Champness, L. T., Bradley, M. A., & Walsh, R. J. (1963). A study of the Tolai in New Britain. Oceania, 34 (1), 66-75. Retrieved from http://www.jstor.org.ezproxy.auckland.ac.nz/stable/40329699

Churchill, W. (1916). Sissano: Movements of Migration Within and Through Melanesia. Washington, D.C.: The Carnegie Institute of Washington.

Coates, B. J. & Peckover, W. S. (2001). Birds of New Guinea and the Bismarck Archipelago: a Photographic Guide. Alderley, Queensland: Dove Publications.

Corbin, G. A. (1976). A brief note on a Tolai mask called Alor. Pacific Arts Newsletter, 3, 17-20

Cribb, R. (2000). Historical atlas of Indonesia. Surrey, UK: Curzon Press.

Daft Logic Distance Calculator. (2014). http://www.daftlogic.com/projects-google-maps-distance-calculator.htm.

Epstein, A. L. (1969). Matupit: Land, politics, and change among the Tolai of New Britain. Michigan: The University of Michigan.

Epstein, A. L. (1992). In the midst of life: Affect and ideation in the world of the Tolai. California: University of California Press

Epstein, A. L. (1999). Tolai sorcery and change. Ethnology, 38(4), 273-295.

Epstein, A.L. (1991). Tolai. Encyclopedia of World Cultures (Vol. II, pp. 333-336). New York: G.K. Hall and Company.

Epstein, A.L. (2000). "The Paranoid Ethos in Melanesia: The Case of the Tolai". Journal de la Societe des Oceanistes, 110, pp 3-18. DOI: 10.3406/jso.2000.2112

Epstein, T. S. (1963). European contact and Tolai economic development: A schema of economic growth. Economic Development and Cultural Change, 11(3, Part 1), 289-307.

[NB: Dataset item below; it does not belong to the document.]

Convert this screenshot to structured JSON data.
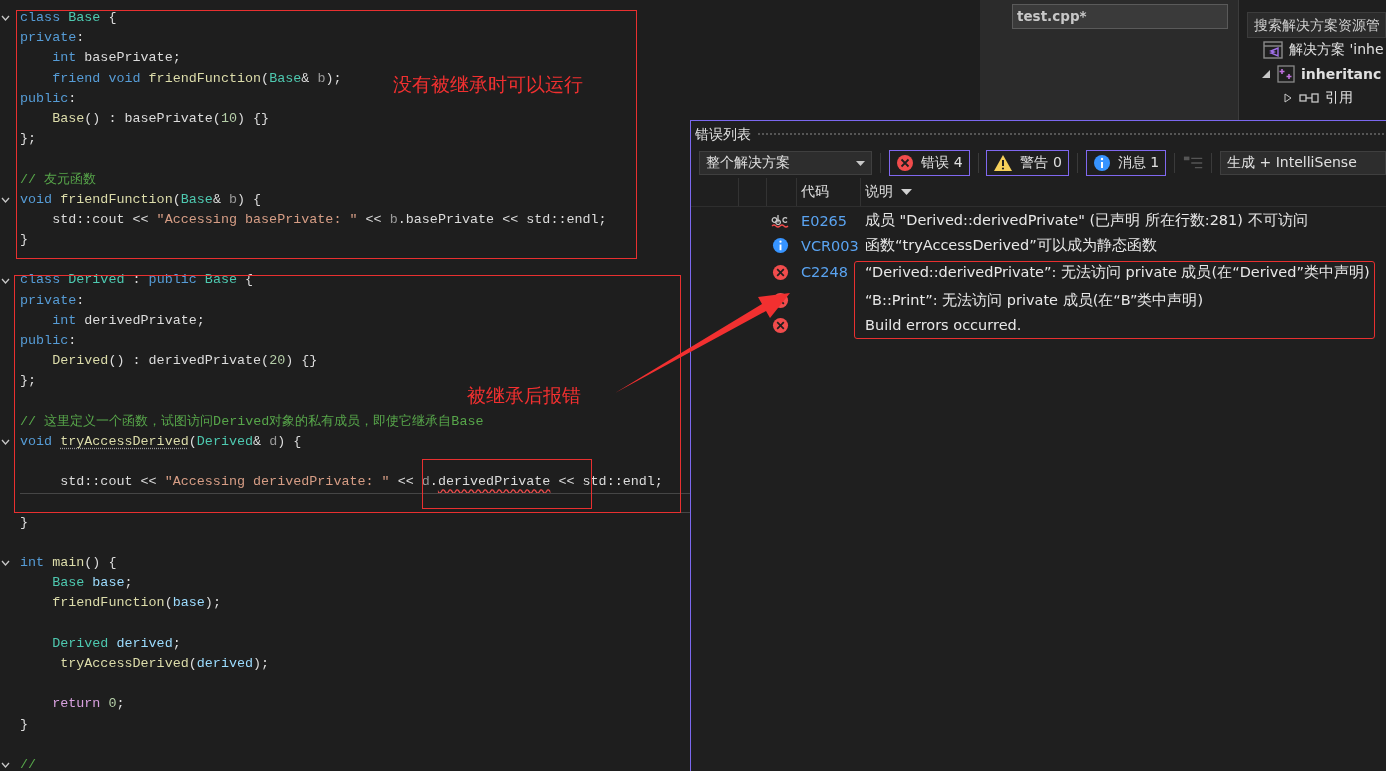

Epstein, T. S. (1968). Capitalism, Primitive and Modern: Some Aspects of Tolai Economic Growth. Canberra: Australian National University Press.

H., Mennis, M., & Skinner, B. (Eds.) (1973). Tolai myths of origin. Australia: Jacaranda Press Pty Ltd

Keesing, R. M. (1984). Rethinking "mana". Journal of Anthropological Research, 40(1), 137-156, http://www.jstor.org/stable/3629696.

New Britain (2020). Encyclopedia Britannica Online. Retrieved from https://www.britannica.com/place/New-Britain-island-Papua-New-Guinea.

Parkinson, R. (1986). Ethnography of Ontong Java and Tasman Islands with remarks re: the Marqueen and Abgarris Islands. Pacific Studies, 9 (3), 1-31.

Parkinson, R. (2010). Thirty Years in the South Seas (J. Dennison, trans.). Sydney, Australia: Sydney University Press. Retrieved from https://ses.library.usyd.edu.au/handle/2123/6248

Simet, J. L. (1991). Tabu: Analysis of a Tolai ritual object (Doctoral Dissertation, Australian National University, Canberra, Australia). Retrieved from http://hdl.handle.net/1885/110381

Tateyama, H. (2006). Tubuan: History, tradition, and identity among the Tolai of Papua New Guinea. Unpublished doctoral thesis, University of British Columbia.

Woodhead, J. D., Eggins, S. M., Johnson, R. W. (1998). Magma Genesis in the New Britain Island Arc: Further Insights into Melting and Mass Transfer Processes. Journal of Petrology, 39 (9), 1641-1668. DOI: 10.1093/petroj/39.9.1641